Reverend Jenny Kilgour hosted Viktoria Koval on language exchange visits and wants to once again welcome the law student to her home. But – even though she has the written consent of her parents – Viktoria is barred from taking part in the Homes for Ukraine scheme because she has not yet turned 18 and would not be coming to the UK to reunite with a parent or legal guardian.
Clive Betts, who chairs the Westminster Levelling Up committee which scrutinises how the UK is supporting Ukrainian refugees, said he hoped the “Home Office would actually get this sorted” and help people such as Viktoria who are in “dire circumstances” but have “a loving home to come to” in the UK.
He had a clear message for Viktoria, who is from Vinnytsia, south west of Kyiv, and has had to take shelter in her family’s basement.
He said: “I think a lot of people in the UK will be thinking about you, thinking about the trauma and the struggle you have gone through and wishing we could offer you the home that you obviously need and want.”
Attacking the Government, he said: “I think the scheme is dysfunctional. This is a very moving case but unfortunately there are very many of them.
“It is not just an individual problem. It is a [systemic] problem that needs rectifying.
“We are getting so many stories of people [who] have got someone to go to, they make contact, they know the person, and there’s an awful hold-up with the visas in a way that isn’t happening in other countries.”

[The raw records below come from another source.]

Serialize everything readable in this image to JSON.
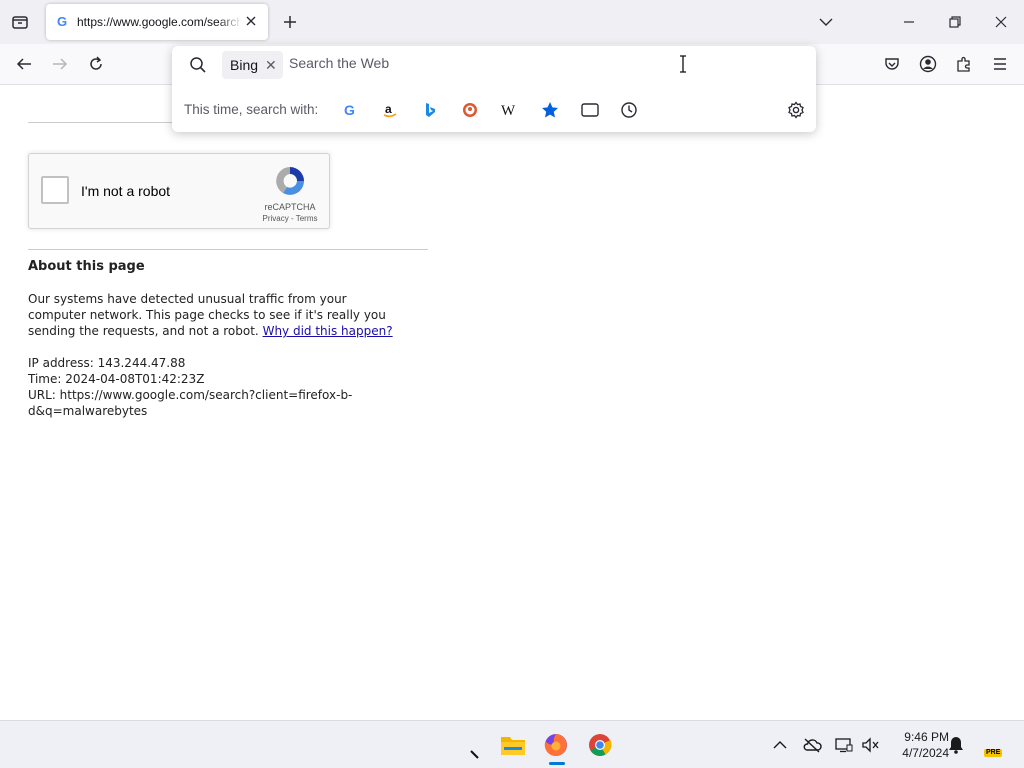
{
  "browser": {
    "tab": {
      "title": "https://www.google.com/search?client=firefox-b-d&q=malwarebytes"
    }
  },
  "urlbar": {
    "engine_chip": "Bing",
    "placeholder": "Search the Web",
    "oneoff_label": "This time, search with:",
    "engines": [
      "google-icon",
      "amazon-icon",
      "bing-icon",
      "duckduckgo-icon",
      "wikipedia-icon",
      "bookmarks-icon",
      "tabs-icon",
      "history-icon"
    ]
  },
  "page": {
    "captcha": {
      "label": "I'm not a robot",
      "brand": "reCAPTCHA",
      "privacy": "Privacy",
      "sep": " - ",
      "terms": "Terms"
    },
    "about_title": "About this page",
    "about_text": "Our systems have detected unusual traffic from your computer network. This page checks to see if it's really you sending the requests, and not a robot.",
    "why_link": "Why did this happen?",
    "ip_line": "IP address: 143.244.47.88",
    "time_line": "Time: 2024-04-08T01:42:23Z",
    "url_line": "URL: https://www.google.com/search?client=firefox-b-d&q=malwarebytes"
  },
  "taskbar": {
    "time": "9:46 PM",
    "date": "4/7/2024",
    "badge": "PRE"
  },
  "colors": {
    "accent": "#0060df",
    "link": "#1a0dab"
  }
}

He had little doubt where blame lay, saying: “If something is going to go wrong, the Home Office is probably behind it…
“Even we struggle to get through to the Home Office, I have to say. It is so difficult with their systems.”
Former immigration minister Caroline Nokes said the visas rules were causing “enormous upset and frustration” .
She said: “I am very conscious that there are a number of young Ukrainians seeking to come to the UK under the Homes for Ukraine scheme. Indeed, I am aware of one in my own constituency, but the guidance I have been given from the Home Office is they are not eligible unless reuniting with a parent or guardian.
“It has caused enormous upset and frustration here, in some instances sponsors being able to offer a home to one young person but not their sibling.
“It is important that the scheme is with the joint agreement of the UK and Ukrainian Governments and Ukraine has been pretty clear on this issue. But it does strike me that there needs to be an element of discretion available.”
The Ukrainian Embassy has said that if the right permissions are secured then minors can “travel out of Ukraine during martial law”.
However, a Government spokeswoman said: “Due to safeguarding concerns, unaccompanied minors are only eligible under the Homes for Ukraine scheme if they are reuniting with a parent or legal guardian in the UK. There are no plans to make those trying to sponsor unaccompanied children ‘guardians’.”
Conservative MP Ben Everitt stressed that the issue of unaccompanied minors is “delicate and complicated” and work was underway across the Government to address individual cases.
He said: “We can be rightly proud of how our communities have opened their arms to Ukrainians fleeing Russian brutality. In Milton Keynes families have welcomed refugees like Lidia Vynogradna and her daughter into their homes.
“Lidia is a former Ukrainian gymnast and has judged gymnastics at several Olympic Games. I was pleased to be able to help the Home Office process her visa to get her and her daughter here.
“When it comes to unaccompanied minors, the situation is obviously very delicate and complicated. We know many young people require special support and we’re working across government to see what we can do to help individual cases.
“As a nation we have thrown our arms around our Ukrainian friends with love and compassion.”